*DATA*:
• • • • •
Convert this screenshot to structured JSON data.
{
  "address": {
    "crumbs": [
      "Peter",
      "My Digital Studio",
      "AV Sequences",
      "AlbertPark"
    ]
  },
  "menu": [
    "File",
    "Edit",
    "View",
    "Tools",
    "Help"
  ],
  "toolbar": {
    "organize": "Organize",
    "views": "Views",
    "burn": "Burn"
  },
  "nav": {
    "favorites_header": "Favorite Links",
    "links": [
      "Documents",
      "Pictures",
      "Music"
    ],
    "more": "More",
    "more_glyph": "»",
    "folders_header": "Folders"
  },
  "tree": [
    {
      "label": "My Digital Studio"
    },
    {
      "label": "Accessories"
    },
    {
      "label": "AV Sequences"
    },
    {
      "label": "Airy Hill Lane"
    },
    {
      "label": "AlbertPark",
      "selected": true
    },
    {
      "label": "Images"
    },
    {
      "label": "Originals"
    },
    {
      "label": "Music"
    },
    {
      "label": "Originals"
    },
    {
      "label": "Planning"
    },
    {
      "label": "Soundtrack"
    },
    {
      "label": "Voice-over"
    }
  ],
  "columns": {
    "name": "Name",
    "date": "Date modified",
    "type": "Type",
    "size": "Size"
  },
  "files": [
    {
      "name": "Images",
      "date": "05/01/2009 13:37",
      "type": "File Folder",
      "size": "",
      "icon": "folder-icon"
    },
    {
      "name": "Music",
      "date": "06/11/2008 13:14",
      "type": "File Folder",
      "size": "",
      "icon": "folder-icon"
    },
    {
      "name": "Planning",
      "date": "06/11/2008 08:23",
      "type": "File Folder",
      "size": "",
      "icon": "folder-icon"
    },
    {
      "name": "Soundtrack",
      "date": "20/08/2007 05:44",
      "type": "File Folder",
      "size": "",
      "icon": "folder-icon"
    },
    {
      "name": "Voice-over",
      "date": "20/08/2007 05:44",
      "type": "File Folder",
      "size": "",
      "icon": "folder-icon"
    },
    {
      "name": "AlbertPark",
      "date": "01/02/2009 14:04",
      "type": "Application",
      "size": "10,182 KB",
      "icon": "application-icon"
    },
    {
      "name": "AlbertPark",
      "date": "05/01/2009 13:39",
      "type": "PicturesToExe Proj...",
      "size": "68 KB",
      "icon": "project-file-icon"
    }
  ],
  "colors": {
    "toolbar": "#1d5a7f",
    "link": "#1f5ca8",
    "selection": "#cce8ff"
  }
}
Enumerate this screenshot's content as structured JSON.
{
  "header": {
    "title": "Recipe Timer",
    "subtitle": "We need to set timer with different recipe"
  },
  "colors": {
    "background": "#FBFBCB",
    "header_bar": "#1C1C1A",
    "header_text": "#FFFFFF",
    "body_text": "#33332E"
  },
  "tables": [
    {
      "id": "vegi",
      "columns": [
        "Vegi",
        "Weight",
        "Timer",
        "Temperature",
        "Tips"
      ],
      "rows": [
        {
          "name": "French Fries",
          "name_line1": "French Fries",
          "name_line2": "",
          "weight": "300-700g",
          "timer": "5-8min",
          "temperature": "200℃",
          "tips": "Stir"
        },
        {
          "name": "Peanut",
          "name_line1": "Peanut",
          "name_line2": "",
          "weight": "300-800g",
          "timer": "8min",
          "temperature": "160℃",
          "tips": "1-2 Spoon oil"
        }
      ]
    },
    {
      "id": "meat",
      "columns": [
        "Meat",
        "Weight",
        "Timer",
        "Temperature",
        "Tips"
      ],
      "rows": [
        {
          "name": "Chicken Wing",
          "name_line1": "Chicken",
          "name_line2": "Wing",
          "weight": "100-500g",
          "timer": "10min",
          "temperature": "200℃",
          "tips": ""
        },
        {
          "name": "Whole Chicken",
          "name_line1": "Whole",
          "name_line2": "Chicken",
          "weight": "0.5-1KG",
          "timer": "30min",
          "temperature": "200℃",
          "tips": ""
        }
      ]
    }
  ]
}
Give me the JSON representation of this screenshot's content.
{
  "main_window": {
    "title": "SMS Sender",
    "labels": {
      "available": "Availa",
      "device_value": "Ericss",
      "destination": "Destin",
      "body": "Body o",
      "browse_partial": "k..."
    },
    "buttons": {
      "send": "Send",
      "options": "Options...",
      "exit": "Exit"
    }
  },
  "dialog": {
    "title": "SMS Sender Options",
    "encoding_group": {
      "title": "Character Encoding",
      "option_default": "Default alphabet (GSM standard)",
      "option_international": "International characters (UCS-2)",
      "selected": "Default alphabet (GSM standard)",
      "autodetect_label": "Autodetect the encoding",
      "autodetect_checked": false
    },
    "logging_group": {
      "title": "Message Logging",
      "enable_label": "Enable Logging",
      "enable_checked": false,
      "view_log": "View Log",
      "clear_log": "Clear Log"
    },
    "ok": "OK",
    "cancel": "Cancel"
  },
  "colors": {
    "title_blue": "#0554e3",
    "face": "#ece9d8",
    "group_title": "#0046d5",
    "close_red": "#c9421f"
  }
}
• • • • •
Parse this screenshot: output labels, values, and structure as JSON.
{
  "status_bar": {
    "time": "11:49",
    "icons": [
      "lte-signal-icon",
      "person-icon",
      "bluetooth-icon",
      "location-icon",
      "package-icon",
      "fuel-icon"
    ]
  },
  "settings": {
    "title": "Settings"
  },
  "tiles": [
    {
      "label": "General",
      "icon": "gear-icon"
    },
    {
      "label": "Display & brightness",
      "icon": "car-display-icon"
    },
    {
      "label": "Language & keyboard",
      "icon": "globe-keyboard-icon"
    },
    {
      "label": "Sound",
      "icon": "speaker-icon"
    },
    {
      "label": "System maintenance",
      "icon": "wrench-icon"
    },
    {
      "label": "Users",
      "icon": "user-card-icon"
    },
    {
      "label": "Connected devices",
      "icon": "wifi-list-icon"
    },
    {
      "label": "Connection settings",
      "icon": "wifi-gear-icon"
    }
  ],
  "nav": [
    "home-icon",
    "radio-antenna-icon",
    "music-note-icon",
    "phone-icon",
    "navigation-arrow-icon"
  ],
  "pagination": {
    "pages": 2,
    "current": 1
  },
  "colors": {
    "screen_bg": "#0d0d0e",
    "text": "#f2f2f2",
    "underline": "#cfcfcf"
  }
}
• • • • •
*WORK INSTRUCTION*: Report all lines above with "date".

*EXERCISE RESPONSE*:
    "date": "Date modified",
      "date": "05/01/2009 13:37",
      "date": "06/11/2008 13:14",
      "date": "06/11/2008 08:23",
      "date": "20/08/2007 05:44",
      "date": "20/08/2007 05:44",
      "date": "01/02/2009 14:04",
      "date": "05/01/2009 13:39",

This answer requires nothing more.